“Sovereign Lord, as you have promised, you may now dismiss your servant in peace. For my eyes have seen your salvation, which you have prepared in the sight of all nations, a light for revelation to the Gentiles, and the glory of your people Israel” (Luke 2:28-32).

Simeon trusted in the Lord’s promise that he would see the Messiah before his death. Thus, when Simeon laid eyes on Baby Jesus, he immediately knew that the Divine promise had been fulfilled. It is important to note that Simeon was the first Israelite outside of the family to recognize Jesus as the Messiah. Therefore, Simeon praised God for the Messiah who offers salvation for “Gentiles” and “all nations,” not just for “the glory of your people Israel.”

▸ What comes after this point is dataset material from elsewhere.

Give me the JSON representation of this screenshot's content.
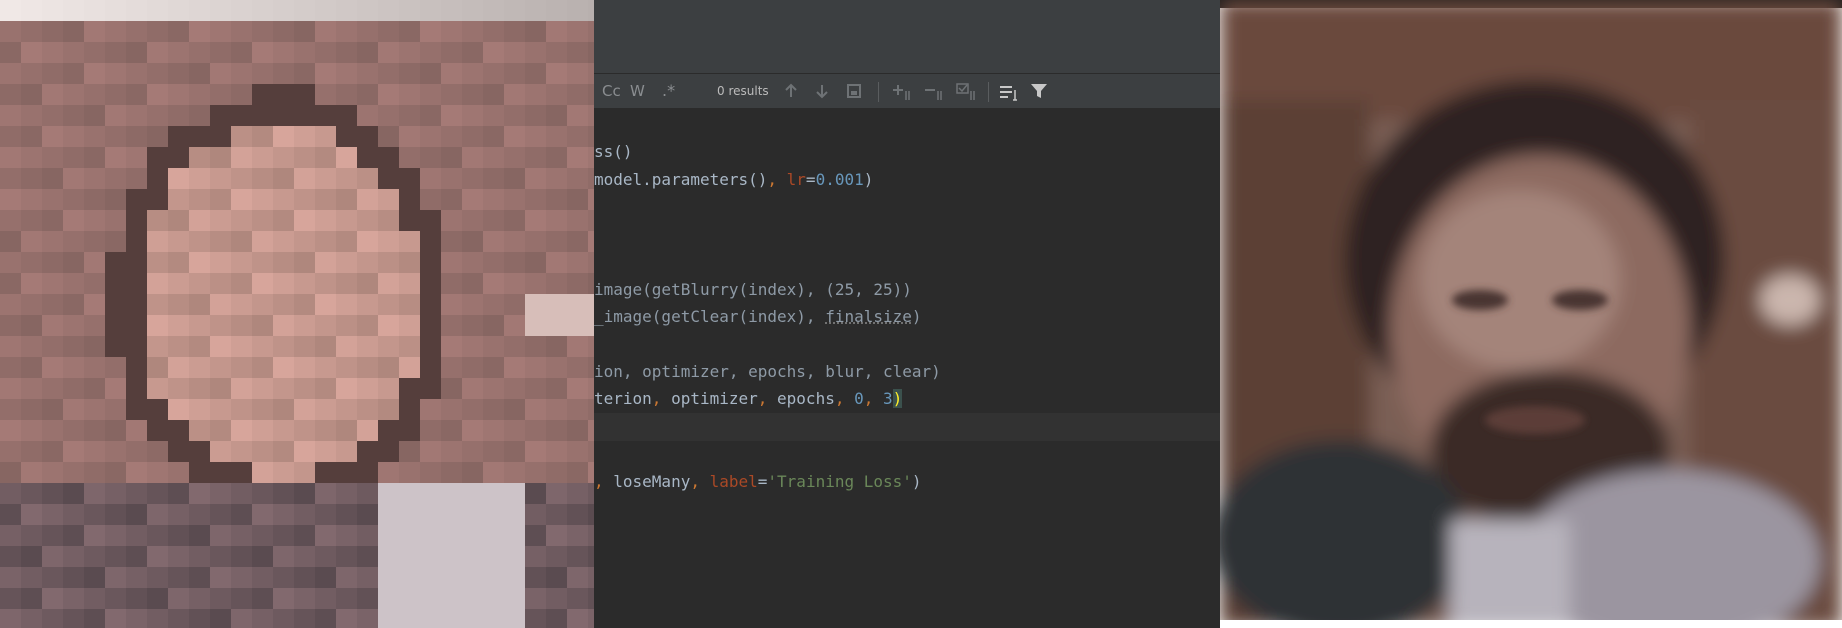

The child’s father and mother marveled at what was said about him (Luke 2:33). This verse could be interpreted as Mary and Joseph learning about the extent of Jesus’ true identity and purpose.

Then Simeon blessed them and said to Mary, his mother: “This child is destined to cause the falling and rising of many in Israel, and to be a sign that will be spoken against, so that the thoughts of many hearts will be revealed. And a sword will pierce your own soul too” (Luke 2: 34-35).

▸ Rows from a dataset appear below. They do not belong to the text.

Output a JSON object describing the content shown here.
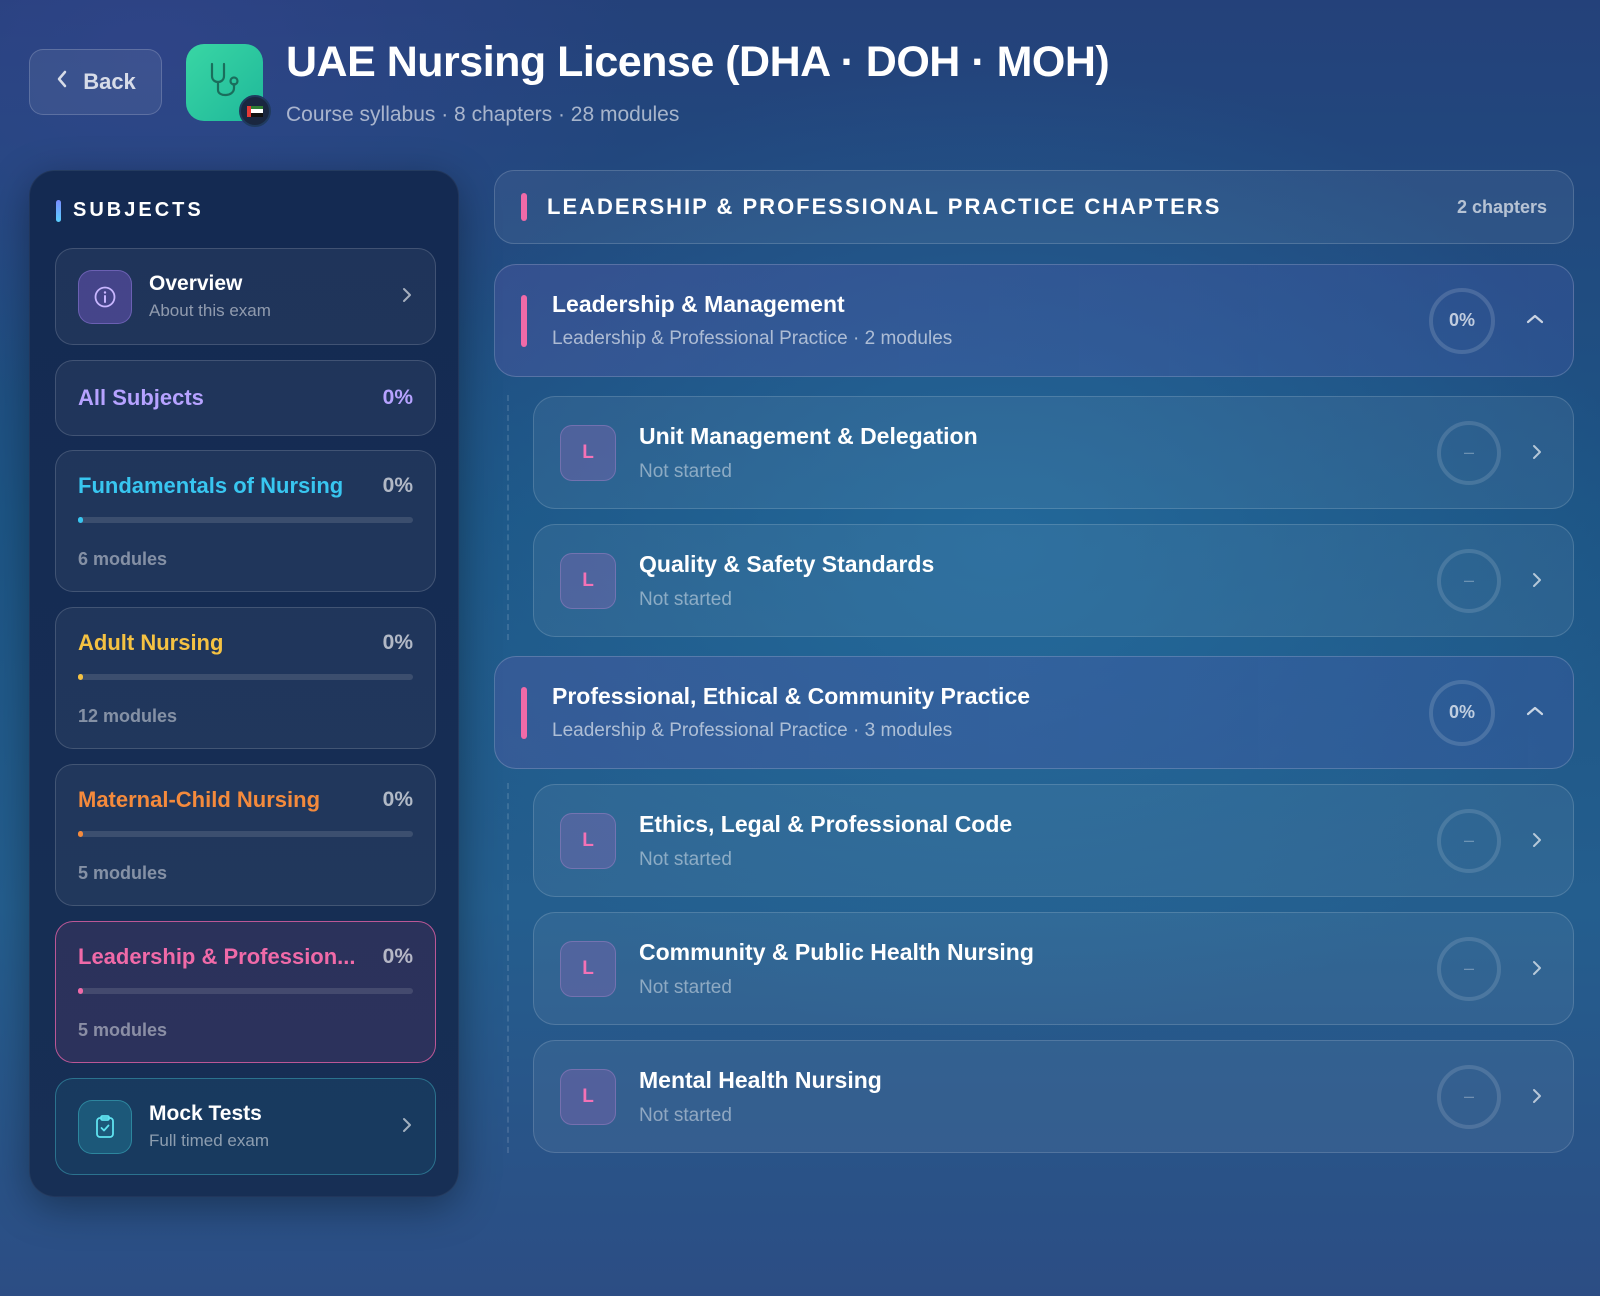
{
  "header": {
    "back_label": "Back",
    "title": "UAE Nursing License (DHA · DOH · MOH)",
    "subtitle": "Course syllabus · 8 chapters · 28 modules"
  },
  "sidebar": {
    "heading": "SUBJECTS",
    "overview": {
      "title": "Overview",
      "subtitle": "About this exam"
    },
    "all_subjects": {
      "label": "All Subjects",
      "percent": "0%"
    },
    "subjects": [
      {
        "name": "Fundamentals of Nursing",
        "percent": "0%",
        "modules": "6 modules",
        "color": "#38c6f0",
        "progress": 0
      },
      {
        "name": "Adult Nursing",
        "percent": "0%",
        "modules": "12 modules",
        "color": "#f5c242",
        "progress": 0
      },
      {
        "name": "Maternal-Child Nursing",
        "percent": "0%",
        "modules": "5 modules",
        "color": "#f48a3c",
        "progress": 0
      },
      {
        "name": "Leadership & Profession...",
        "percent": "0%",
        "modules": "5 modules",
        "color": "#f06aa8",
        "progress": 0,
        "active": true
      }
    ],
    "mock_tests": {
      "title": "Mock Tests",
      "subtitle": "Full timed exam"
    }
  },
  "main": {
    "section_title": "LEADERSHIP & PROFESSIONAL PRACTICE CHAPTERS",
    "section_count": "2 chapters",
    "chapters": [
      {
        "title": "Leadership & Management",
        "subtitle": "Leadership & Professional Practice · 2 modules",
        "percent": "0%",
        "modules": [
          {
            "badge": "L",
            "title": "Unit Management & Delegation",
            "status": "Not started",
            "ring": "–"
          },
          {
            "badge": "L",
            "title": "Quality & Safety Standards",
            "status": "Not started",
            "ring": "–"
          }
        ]
      },
      {
        "title": "Professional, Ethical & Community Practice",
        "subtitle": "Leadership & Professional Practice · 3 modules",
        "percent": "0%",
        "modules": [
          {
            "badge": "L",
            "title": "Ethics, Legal & Professional Code",
            "status": "Not started",
            "ring": "–"
          },
          {
            "badge": "L",
            "title": "Community & Public Health Nursing",
            "status": "Not started",
            "ring": "–"
          },
          {
            "badge": "L",
            "title": "Mental Health Nursing",
            "status": "Not started",
            "ring": "–"
          }
        ]
      }
    ]
  },
  "colors": {
    "accent_pink": "#f06aa8",
    "accent_purple": "#b6a2ff",
    "app_icon": "#2cc99f"
  },
  "icons": {
    "back": "chevron-left-icon",
    "app": "stethoscope-icon",
    "flag": "uae-flag-icon",
    "overview": "info-icon",
    "mock_tests": "clipboard-check-icon",
    "nav": "chevron-right-icon",
    "collapse": "chevron-up-icon"
  }
}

Simeon foretells the glory and trauma of Jesus’ earthly ministry to the Israelites. Note that in Matthew’s Gospel, Jesus talked about his ministry, saying, “I was sent only to the lost sheep of Israel” (Matthew 15:24).

Ultimately, Jesus’ power and growing popularity was a political and religious threat to the Jewish leaders. Subsequently, they managed to turn the people of Jerusalem against him — encouraging the crowd to cry out and demand his crucifixion on Friday — after Jesus had received a royal welcome as he entered Jerusalem the previous Sunday. (See Bible Study, Vol. 6: Palm Sunday).

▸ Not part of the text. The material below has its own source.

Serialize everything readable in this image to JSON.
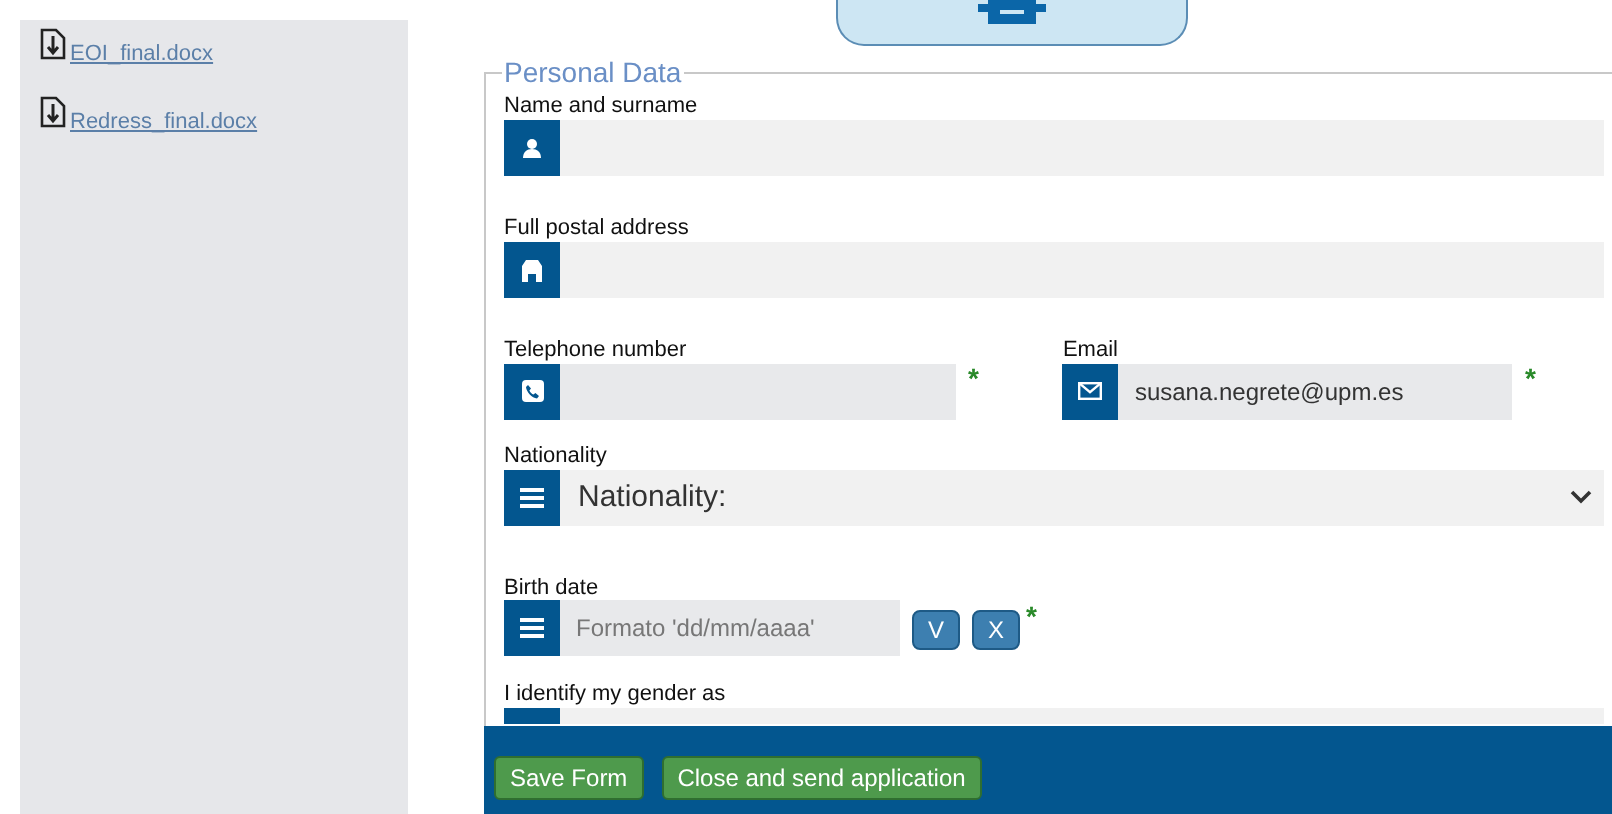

With insight from God, Simeon sees the Baby Jesus as a “man” who will cause much division among his people by speaking truth to power. That is the power of the New Covenant with Jesus as the "sacrificial lamb" taking on your sins and the sins of the world — replacing animal sacrifice in the Temple. Such a consequential transformation required Christ’s death on the cross with Mary as a witness, prophesized by Simeon: “and a sword will pierce your own soul too.”  

From Simeon, we learn to seek and trust in Lord Jesus, the Messiah. Simeon also teaches us that by staying faithful to Him, when it is our time, we too can proudly say “dismiss your servant in peace” and spend eternity in His loving arms.

Finally, you can listen to the Song of Simeon - his magnificent prayer of praise.  

Thanks for reading, and God Bless!

Myra Kahn Adams is a media producer and conservative political and religious writer with numerous national credits. She is also Executive Director of www.SignFromGod.org, a ministry dedicated to educating people about the Shroud of Turin. Contact: MyraAdams01@gmail.com or Twitter @MyraKAdams.